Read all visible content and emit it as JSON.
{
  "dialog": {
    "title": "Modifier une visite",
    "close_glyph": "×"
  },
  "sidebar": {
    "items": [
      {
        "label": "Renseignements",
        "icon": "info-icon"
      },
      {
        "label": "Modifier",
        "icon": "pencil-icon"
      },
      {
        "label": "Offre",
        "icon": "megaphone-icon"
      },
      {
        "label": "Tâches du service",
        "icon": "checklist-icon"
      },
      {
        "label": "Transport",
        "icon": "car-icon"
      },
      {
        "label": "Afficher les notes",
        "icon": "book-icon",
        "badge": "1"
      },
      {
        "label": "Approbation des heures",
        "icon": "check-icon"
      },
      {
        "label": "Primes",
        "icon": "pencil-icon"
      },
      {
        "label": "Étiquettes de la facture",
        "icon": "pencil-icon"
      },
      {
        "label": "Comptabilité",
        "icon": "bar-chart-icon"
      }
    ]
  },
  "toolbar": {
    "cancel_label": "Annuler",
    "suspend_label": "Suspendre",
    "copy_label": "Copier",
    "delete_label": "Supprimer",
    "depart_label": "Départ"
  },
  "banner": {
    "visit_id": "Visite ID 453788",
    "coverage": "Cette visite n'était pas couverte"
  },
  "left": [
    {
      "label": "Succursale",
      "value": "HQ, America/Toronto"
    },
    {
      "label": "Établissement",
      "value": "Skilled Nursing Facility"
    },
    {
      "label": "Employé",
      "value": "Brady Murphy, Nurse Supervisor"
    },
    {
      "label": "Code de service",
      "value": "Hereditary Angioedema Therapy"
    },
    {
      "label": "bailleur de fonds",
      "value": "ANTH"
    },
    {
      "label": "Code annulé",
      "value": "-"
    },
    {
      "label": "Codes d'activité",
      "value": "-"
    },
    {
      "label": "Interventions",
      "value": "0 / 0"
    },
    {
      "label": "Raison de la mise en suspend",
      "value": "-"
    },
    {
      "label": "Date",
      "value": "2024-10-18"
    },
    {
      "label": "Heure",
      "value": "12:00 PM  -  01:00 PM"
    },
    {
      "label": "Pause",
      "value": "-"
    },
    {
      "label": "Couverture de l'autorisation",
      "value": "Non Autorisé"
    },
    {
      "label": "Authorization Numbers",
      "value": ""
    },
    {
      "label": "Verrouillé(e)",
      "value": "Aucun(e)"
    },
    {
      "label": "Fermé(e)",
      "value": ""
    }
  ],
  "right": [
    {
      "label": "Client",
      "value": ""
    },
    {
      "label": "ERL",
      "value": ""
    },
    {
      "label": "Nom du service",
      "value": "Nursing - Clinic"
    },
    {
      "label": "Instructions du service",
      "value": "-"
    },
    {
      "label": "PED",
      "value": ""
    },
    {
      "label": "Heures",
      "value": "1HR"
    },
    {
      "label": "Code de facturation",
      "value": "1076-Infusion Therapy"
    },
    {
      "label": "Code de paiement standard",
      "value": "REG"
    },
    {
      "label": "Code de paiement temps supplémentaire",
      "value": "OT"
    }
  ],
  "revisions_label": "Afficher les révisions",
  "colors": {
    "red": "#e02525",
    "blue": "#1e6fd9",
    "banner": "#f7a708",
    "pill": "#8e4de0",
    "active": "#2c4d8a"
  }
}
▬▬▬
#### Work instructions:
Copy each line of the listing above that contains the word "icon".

#### Response to this exercise:
        "icon": "info-icon"
        "icon": "pencil-icon"
        "icon": "megaphone-icon"
        "icon": "checklist-icon"
        "icon": "car-icon"
        "icon": "book-icon",
        "icon": "check-icon"
        "icon": "pencil-icon"
        "icon": "pencil-icon"
        "icon": "bar-chart-icon"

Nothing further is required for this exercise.